So how are we handling dealing with vigilance? What solution do we have that actually does tick all the right boxes?
Firstly, I don’t want to bog this post down with tonnes of technical detail – every company is unique, both in the resources they have available and their specific requirements, but here is a simplified overview of how we handle Vigilance within Bind Media.
As with all good data sources it starts with ETL (Extract, Transform, Load). We pull data from various marketing API sources for a client into a central SQL repository where all the metrics that are combinable are combined. This gives a client-level full data source, meaning all pertinent information to run a Vigilance initiative is sitting in one singular place.
- Multiple ad platform data stored in one place
- Ability to do custom calculations (Via SQL)
We now have the main data view to combine additional data via further ETL if desired, such as important internal CRM metrics such as number of Qualified Leads, or Lead Classification meaning we get to enrich this data before we analyse it. We also combine this with a simple client settings table that allows for an adjustment of client anomaly sensitivity. By doing so we account for what might technically be an anomaly for one client, which may be more or less of a worry for another.
- Adding missing crucial data from other relevant data sources
- Ability to adjust anomaly sensitivity levels
Great, we have pretty much all the data we require, but how do we turn this into a proper Vigilance system that integrates with our team of marketers?
We decided to go down the Google route, making use of Cloud architecture and Google App Script libraries. This gave us access to Cloud Functions to run Node.js or Python libraries against data that we were storing in Google BigQuery if required. This gave the flexibility to analyse this data in ways such as sliding weighted Z-Scores for combined budget variations or looking at anomalies in the CPAs of Qualified Leads via SQL or more complex means.
Combining this with our sensitivity settings and our enriched data set meant we could quickly assess client data for meaningful data disruptions. Having the data analyses alone is not enough, however, we also need a means of disseminating this information accurately.

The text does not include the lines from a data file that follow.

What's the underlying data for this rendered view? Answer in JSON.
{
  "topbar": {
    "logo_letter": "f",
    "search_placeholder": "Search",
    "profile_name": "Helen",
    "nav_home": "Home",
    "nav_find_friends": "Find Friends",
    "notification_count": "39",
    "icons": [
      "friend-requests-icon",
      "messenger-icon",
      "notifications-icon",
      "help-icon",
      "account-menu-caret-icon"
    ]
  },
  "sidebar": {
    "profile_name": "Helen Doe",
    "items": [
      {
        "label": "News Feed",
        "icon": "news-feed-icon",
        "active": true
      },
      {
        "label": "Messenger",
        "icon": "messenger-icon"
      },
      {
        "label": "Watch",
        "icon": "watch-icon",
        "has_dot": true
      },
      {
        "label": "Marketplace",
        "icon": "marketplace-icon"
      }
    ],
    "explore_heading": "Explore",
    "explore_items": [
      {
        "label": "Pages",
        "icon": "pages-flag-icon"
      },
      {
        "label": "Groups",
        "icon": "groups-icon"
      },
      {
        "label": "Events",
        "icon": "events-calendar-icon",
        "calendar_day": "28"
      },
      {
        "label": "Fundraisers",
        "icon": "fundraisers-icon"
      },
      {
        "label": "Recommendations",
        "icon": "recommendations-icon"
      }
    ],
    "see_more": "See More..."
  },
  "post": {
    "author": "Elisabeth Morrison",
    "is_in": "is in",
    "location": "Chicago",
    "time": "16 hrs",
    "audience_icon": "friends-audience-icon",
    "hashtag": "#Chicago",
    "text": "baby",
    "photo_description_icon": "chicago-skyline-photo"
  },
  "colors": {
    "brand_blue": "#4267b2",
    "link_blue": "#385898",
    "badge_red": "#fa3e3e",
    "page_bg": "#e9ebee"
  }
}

As such the final step was then connecting this through to the marketing team. We decided on a lightweight solution of using AppScript triggers to pull the latest analysis at key points in the day. Based on the results of this data we then send relevant information to the marketing team via a Slackbot chat message. This proved to be a quick and lightweight solution that was easily adjustable.
Here is the order of events for the morning anomaly detection for example:

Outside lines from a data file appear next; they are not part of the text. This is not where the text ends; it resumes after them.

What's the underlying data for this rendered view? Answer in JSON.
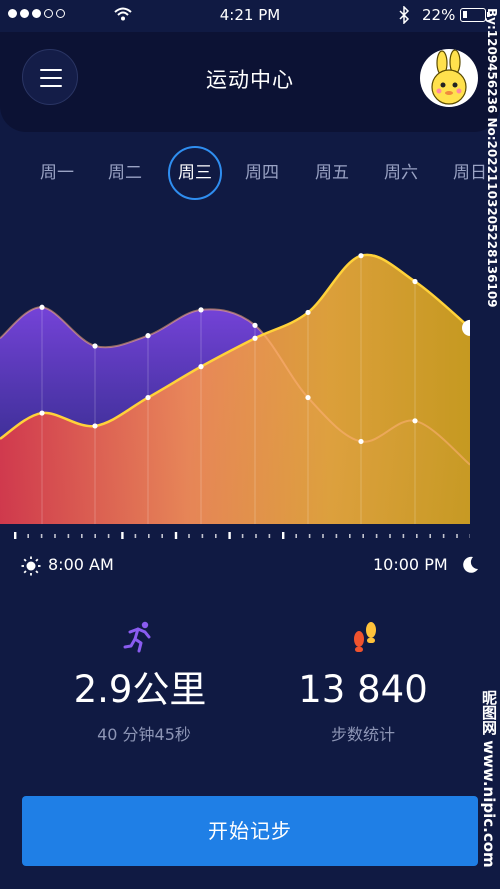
{
  "status_bar": {
    "time": "4:21 PM",
    "battery": "22%",
    "battery_level": 0.22,
    "signal_dots_filled": 3,
    "signal_dots_total": 5
  },
  "header": {
    "title": "运动中心"
  },
  "days": {
    "items": [
      "周一",
      "周二",
      "周三",
      "周四",
      "周五",
      "周六",
      "周日"
    ],
    "selected": "周三"
  },
  "chart_data": {
    "type": "area",
    "series": [
      {
        "color": "#6b3fd6",
        "values": [
          7.2,
          8.4,
          6.9,
          7.3,
          8.3,
          7.7,
          4.9,
          3.2,
          4.0,
          2.3
        ]
      },
      {
        "color": "#ffd23a",
        "values": [
          3.3,
          4.3,
          3.8,
          4.9,
          6.1,
          7.2,
          8.2,
          10.4,
          9.4,
          7.6
        ]
      }
    ],
    "x_start": "8:00 AM",
    "x_end": "10:00 PM"
  },
  "time_axis": {
    "start": "8:00 AM",
    "end": "10:00 PM"
  },
  "stats": {
    "distance": {
      "value": "2.9公里",
      "label": "40 分钟45秒",
      "icon": "running-icon"
    },
    "steps": {
      "value": "13 840",
      "label": "步数统计",
      "icon": "footprints-icon"
    }
  },
  "actions": {
    "start_label": "开始记步"
  },
  "watermark": {
    "id_text": "By:1209456236 No:20221103205228136109",
    "site": "昵图网 www.nipic.com"
  }
}
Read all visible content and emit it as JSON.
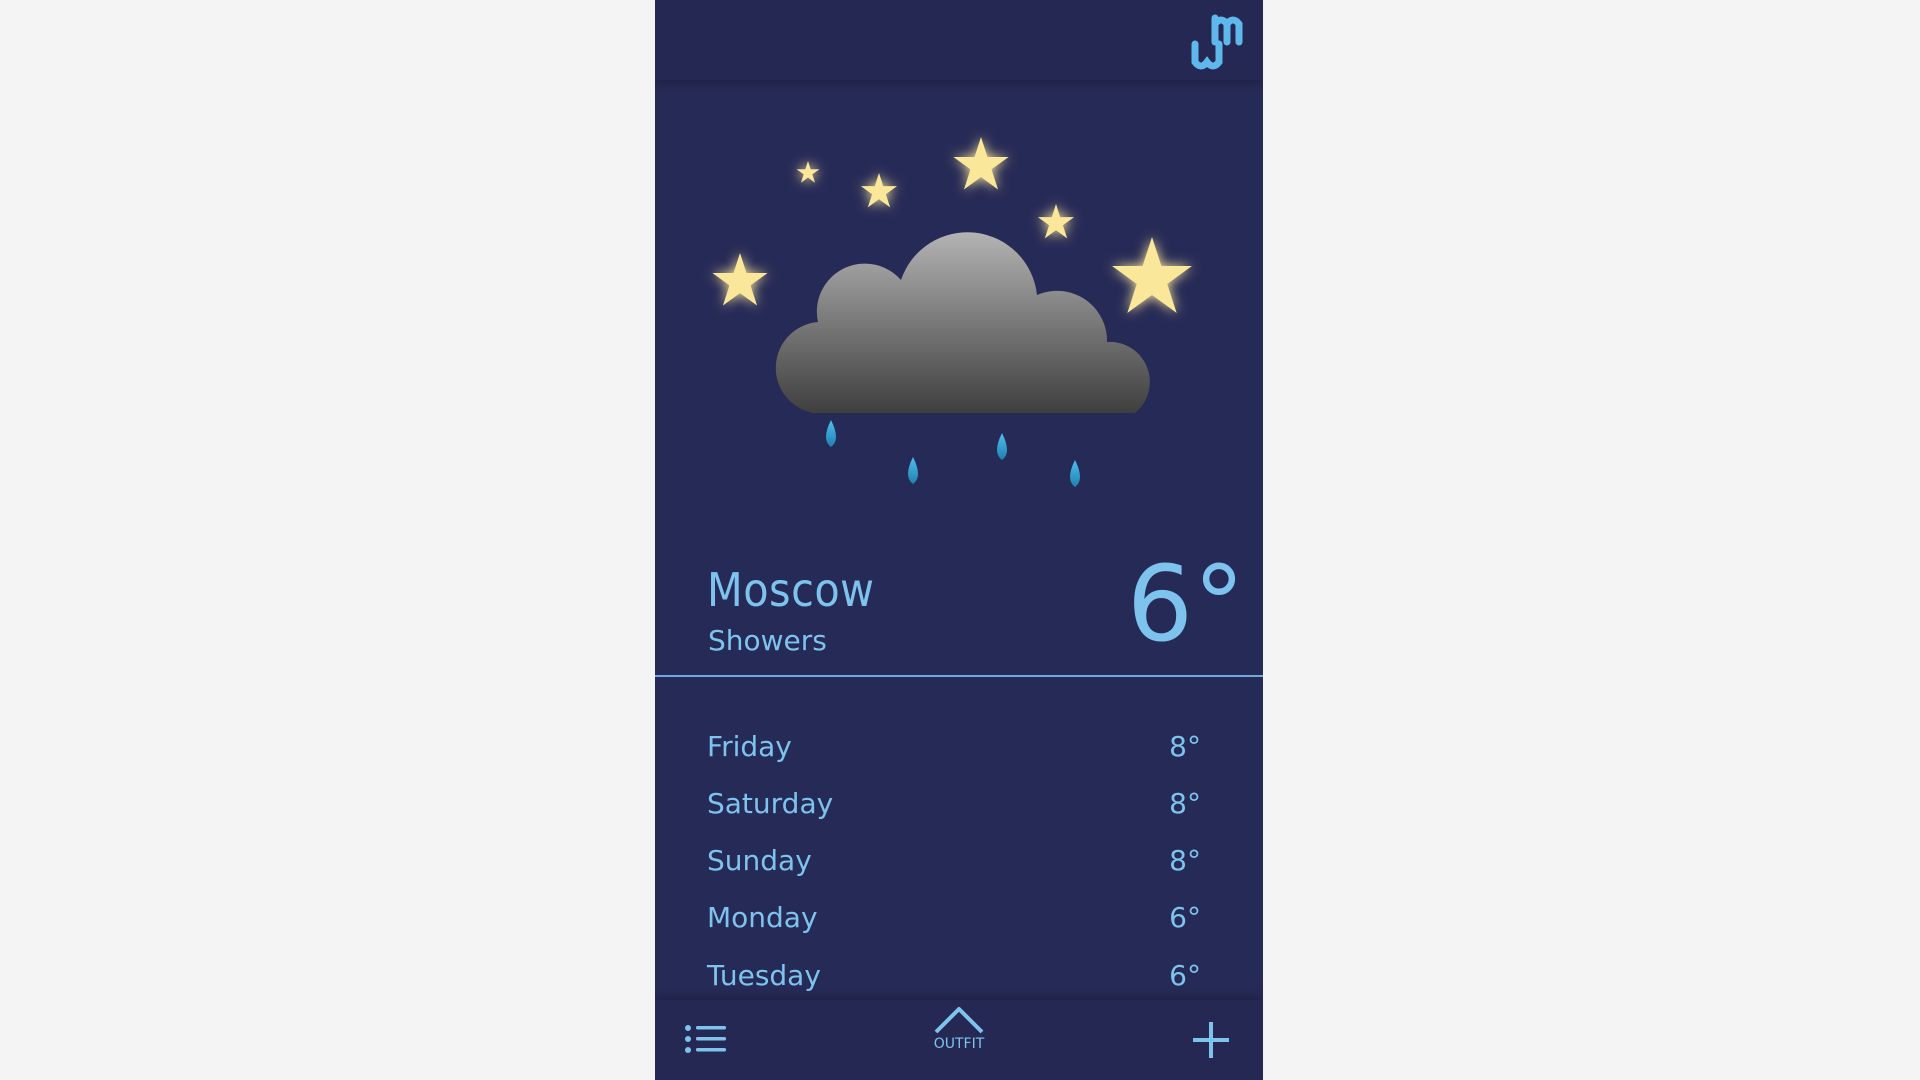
{
  "app": {
    "logo_icon": "wm-logo-icon"
  },
  "current": {
    "city": "Moscow",
    "condition": "Showers",
    "temperature": "6°",
    "art_icon": "night-rain-cloud-icon"
  },
  "forecast": [
    {
      "day": "Friday",
      "temp": "8°"
    },
    {
      "day": "Saturday",
      "temp": "8°"
    },
    {
      "day": "Sunday",
      "temp": "8°"
    },
    {
      "day": "Monday",
      "temp": "6°"
    },
    {
      "day": "Tuesday",
      "temp": "6°"
    }
  ],
  "bottom_nav": {
    "menu_icon": "list-icon",
    "outfit_label": "OUTFIT",
    "outfit_icon": "chevron-up-icon",
    "add_icon": "plus-icon"
  },
  "colors": {
    "background": "#262a56",
    "accent": "#7ec3ee",
    "star": "#fbe79a",
    "raindrop": "#38a6d6"
  }
}
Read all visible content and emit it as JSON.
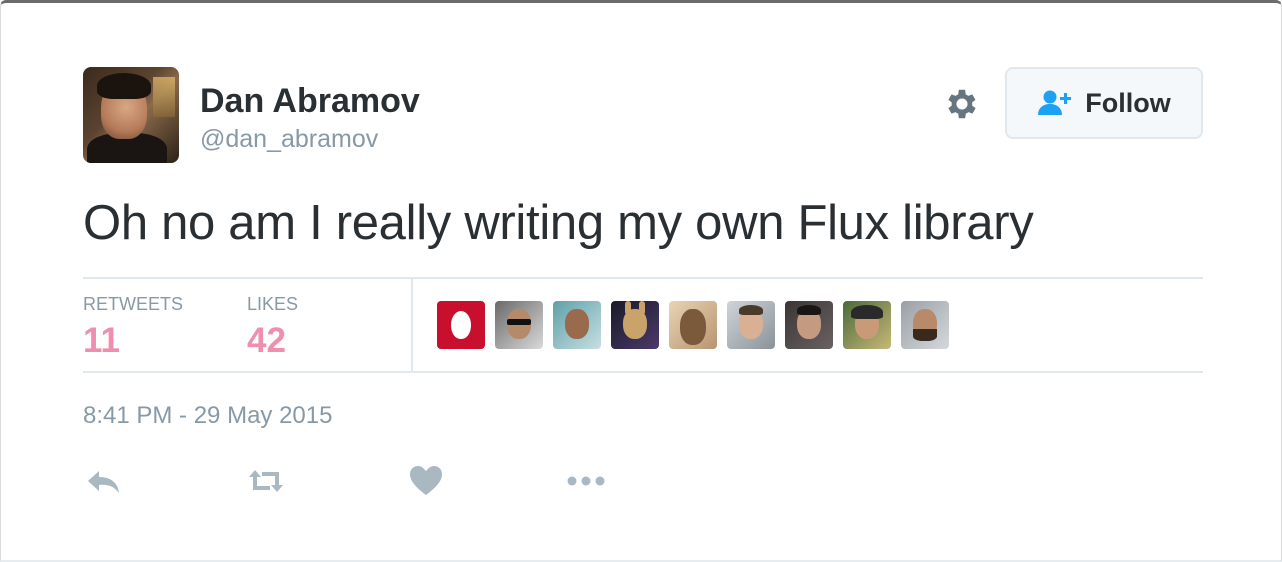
{
  "user": {
    "name": "Dan Abramov",
    "handle": "@dan_abramov"
  },
  "follow_button": {
    "label": "Follow"
  },
  "tweet": {
    "text": "Oh no am I really writing my own Flux library"
  },
  "stats": {
    "retweets_label": "RETWEETS",
    "retweets_value": "11",
    "likes_label": "LIKES",
    "likes_value": "42"
  },
  "timestamp": "8:41 PM - 29 May 2015",
  "icons": {
    "gear": "gear-icon",
    "follow": "add-user-icon",
    "reply": "reply-icon",
    "retweet": "retweet-icon",
    "like": "heart-icon",
    "more": "more-dots-icon"
  },
  "colors": {
    "text": "#292f33",
    "muted": "#8899a6",
    "stat_value": "#f08fad",
    "follow_icon": "#1da1f2",
    "action_icon": "#aab8c2",
    "divider": "#e1e8ed"
  }
}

The trigger runs early morning before work => AppScript uses BigQuery Library to call SQL views =>BigQuery runs analysis for anomalies and returns the data to the calling AppScript => The script then packages the data and sends it to the Slack API => digital marketing team get a breakdown of anomalous events as direct messages first thing in the morning waiting for them.
You can then combine this with levels of anomalies as well, for example, we run further triggers for any high-priority anomalies that come throughout the day to ensure our marketing team is always up to date. Additionally, this could all be run via Google Cloud architecture through functions and pub/sub if SQL analysis proved not enough.
Vigilance has always been important, but the increased complexity of digital marketing across multiple platforms, and the need for more accurate and meaningful data, mean that Vigilance should be a key pillar of the technical team of any digital marketing agency in 2022. We’re able to pull off the above with a team of two and minimal budget overhead for a solution that is bespoke and deserving of our clients.
It’s worth mentioning there are many other features that can be rolled up into a technical vigilance initiative. Some might want to use it with spellcheck APIs to check ad copy, others to monitor quality scores or crawling landing pages for changes that might break tracking. But hopefully, this example case has helped open up the potential possibilities in your imagination.
As always, I’d love to hear – what are your thoughts? What is your team building? How important do you believe using tech for vigilance is in today’s current digital marketing environment?